This is another point of wisdom that these women share that suggests that a man needs his women. This can be interpreted further to mean that the men of our nation, need the undescribed and undefined strength of the woman for them to be the best men and achieve heights higher than they could alone.
“For me, [So Serious] was fun to write,” explained Terry, “because we were writing from the perspective of self-empowerment for the female, as a female who is standing by her man and acknowledging the backbone of that relationship.”
While the lyrics were written with one concept in mind, it brings up the unsaid double standard in our society where women can say things that men are shunned and punished for saying. The sounds of another hip En Vogue harmony won’t cover up the cringe-worthiness of song lyrics deserving of the Acrimony soundtrack, focused on the final scenes of the movie where Henson’s character is wearing the wedding dress. Now repeat those lyrics as the main character approaches her ex-husband with an ax in hand.

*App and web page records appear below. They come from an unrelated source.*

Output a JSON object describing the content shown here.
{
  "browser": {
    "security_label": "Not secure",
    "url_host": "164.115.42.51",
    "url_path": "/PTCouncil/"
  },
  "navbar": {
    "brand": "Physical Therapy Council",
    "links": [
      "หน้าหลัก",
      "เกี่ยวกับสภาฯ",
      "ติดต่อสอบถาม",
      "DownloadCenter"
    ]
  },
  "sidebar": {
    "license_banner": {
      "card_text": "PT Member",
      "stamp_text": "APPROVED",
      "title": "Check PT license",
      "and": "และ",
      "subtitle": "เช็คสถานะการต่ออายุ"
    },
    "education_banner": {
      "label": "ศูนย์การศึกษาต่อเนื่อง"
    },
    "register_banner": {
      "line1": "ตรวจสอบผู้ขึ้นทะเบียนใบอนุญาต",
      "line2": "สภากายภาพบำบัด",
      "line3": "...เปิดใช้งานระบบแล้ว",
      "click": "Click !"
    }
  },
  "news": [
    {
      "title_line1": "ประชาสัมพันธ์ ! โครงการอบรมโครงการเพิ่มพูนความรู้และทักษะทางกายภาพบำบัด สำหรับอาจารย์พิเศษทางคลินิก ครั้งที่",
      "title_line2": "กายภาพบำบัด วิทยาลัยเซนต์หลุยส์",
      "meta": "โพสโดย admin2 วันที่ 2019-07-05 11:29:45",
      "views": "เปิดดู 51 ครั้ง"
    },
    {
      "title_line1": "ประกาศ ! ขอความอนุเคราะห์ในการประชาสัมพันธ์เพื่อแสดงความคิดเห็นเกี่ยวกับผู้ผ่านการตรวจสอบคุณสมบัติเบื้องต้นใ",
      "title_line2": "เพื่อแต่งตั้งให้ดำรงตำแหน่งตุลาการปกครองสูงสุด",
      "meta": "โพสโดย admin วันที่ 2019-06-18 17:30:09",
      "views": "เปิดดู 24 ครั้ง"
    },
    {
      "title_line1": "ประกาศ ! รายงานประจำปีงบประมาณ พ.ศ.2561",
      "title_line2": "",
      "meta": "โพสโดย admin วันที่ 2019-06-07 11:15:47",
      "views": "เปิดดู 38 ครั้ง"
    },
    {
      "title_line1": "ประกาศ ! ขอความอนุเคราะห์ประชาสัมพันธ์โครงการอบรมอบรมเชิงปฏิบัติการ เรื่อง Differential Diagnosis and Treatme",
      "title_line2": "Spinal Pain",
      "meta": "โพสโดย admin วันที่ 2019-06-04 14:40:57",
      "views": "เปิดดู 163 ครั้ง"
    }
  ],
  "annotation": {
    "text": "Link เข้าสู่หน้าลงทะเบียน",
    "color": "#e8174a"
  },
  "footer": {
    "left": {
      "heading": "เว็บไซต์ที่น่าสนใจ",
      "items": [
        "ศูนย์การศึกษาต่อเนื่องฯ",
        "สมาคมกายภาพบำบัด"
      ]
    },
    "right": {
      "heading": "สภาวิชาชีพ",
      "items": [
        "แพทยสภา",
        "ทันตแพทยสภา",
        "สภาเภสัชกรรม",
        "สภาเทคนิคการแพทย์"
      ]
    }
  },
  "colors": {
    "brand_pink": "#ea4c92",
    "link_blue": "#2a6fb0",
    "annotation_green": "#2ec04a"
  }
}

The before mentioned ‘undefined’ role of the woman in this song can be easily misinterpreted as an ultra-feminist message that puts down the man, but for life to happen, there needs both the man and the woman. Each figure in that union has to strengthen, uplift and improve the other. Between them is love, and that love is described throughout the songs on this ‘Electric Cafe’ album.
Ending the album is ‘Have a Seat’ which sounds very anti-man without Snoop’s laid-back delivery. With the consistent influx of feminine ideals, it’s refreshing to receive the masculine perspective on this album. The three main male features, Snoop Dogg with vocals on ‘Have a Seat,’ Raphael Saadiq credited with composition and production on ‘I’m Good,’ and Ne-Yo is credited as one of the writers for ‘Rocket’. However, only Snoop actually voices his own opinions on the album and exists as a well-placed interlude. The scene he describes is one of patience and understanding while dealing with the woman in his life. Without him, the song is conceited and speaks from a one-sided point of view.

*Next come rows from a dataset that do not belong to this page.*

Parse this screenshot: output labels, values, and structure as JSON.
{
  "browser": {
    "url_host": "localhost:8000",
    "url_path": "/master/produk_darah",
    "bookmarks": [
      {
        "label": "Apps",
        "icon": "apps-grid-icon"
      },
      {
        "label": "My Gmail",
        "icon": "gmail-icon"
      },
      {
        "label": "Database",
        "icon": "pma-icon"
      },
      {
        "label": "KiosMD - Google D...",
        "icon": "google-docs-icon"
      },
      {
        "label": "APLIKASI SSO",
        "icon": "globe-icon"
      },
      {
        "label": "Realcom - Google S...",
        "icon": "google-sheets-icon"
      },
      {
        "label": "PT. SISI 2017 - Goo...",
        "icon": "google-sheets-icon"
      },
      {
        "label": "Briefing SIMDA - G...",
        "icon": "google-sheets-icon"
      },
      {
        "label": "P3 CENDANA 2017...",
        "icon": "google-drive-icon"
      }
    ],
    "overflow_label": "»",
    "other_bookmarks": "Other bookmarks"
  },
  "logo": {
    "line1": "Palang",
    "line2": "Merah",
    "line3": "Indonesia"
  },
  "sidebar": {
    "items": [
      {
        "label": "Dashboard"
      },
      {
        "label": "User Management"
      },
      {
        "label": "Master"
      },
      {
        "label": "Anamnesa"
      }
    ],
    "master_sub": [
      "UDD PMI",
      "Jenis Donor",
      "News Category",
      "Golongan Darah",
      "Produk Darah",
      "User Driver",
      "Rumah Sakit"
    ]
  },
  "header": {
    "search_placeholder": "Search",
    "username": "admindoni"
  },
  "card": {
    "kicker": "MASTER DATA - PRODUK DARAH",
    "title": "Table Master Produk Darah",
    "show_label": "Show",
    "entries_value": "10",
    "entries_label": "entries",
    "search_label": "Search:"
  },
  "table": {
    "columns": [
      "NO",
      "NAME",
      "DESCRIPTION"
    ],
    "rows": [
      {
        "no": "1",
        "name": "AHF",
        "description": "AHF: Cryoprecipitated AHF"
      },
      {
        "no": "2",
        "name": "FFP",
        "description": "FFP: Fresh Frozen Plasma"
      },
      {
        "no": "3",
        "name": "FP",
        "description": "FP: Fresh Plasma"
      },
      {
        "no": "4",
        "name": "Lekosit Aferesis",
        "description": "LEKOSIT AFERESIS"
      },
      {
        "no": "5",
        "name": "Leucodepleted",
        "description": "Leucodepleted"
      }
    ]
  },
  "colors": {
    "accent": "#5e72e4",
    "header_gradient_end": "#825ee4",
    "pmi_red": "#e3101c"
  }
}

Not appearing on the album is a bonus track ‘Luv My Thangz’ that was held for exclusive Target customers, but after listening to it on YouTube.com, I advise picking this gem up as well. This song has become one of my favorites mainly because like lots of En Vogue fans, I find myself with urges to engage in online shopping so that the ‘the things I love’ can arrive at my home, in a box. ‘Luv My Thangz’ can also be found in the ‘singles and ep’s’ section in the music streaming service Tidal.
In conclusion, the production team of Denzil Foster and Thomas McElroy, responsible for memorable tracks from artists such as Club Nouveau, Tony! Toni! Toné!, Alexander O’Neal, Regina Belle, and Madonna, remain consistent with this album and its formulaic messages. Foster and McElroy embed them deep within the tracks and the lyrics of the album until the music, the theme of the album and the concepts for each song blend into one continuous piece. This shows great growth as they move away from comical skits that littered the first few albums and support the theme of electronic music by actually including those ideas in the music, lyrics, and styling of the group.
“We simply want to say, ‘Thank you,’ stated Cindy at the end of the ‘Love My Thangs’ track on YouTube.com, “We have so much gratitude for all of the support that you guys have been giving us for so long and thank you for your patience, your excitement and inquiring about new music from us. That keeps us focused. We hope you love the new record.”
Do you like the new album? Comment below and let’s continue the conversation! I’d love to hear your point of view.
For more information about En Vogue go to www.envoguemusic.com.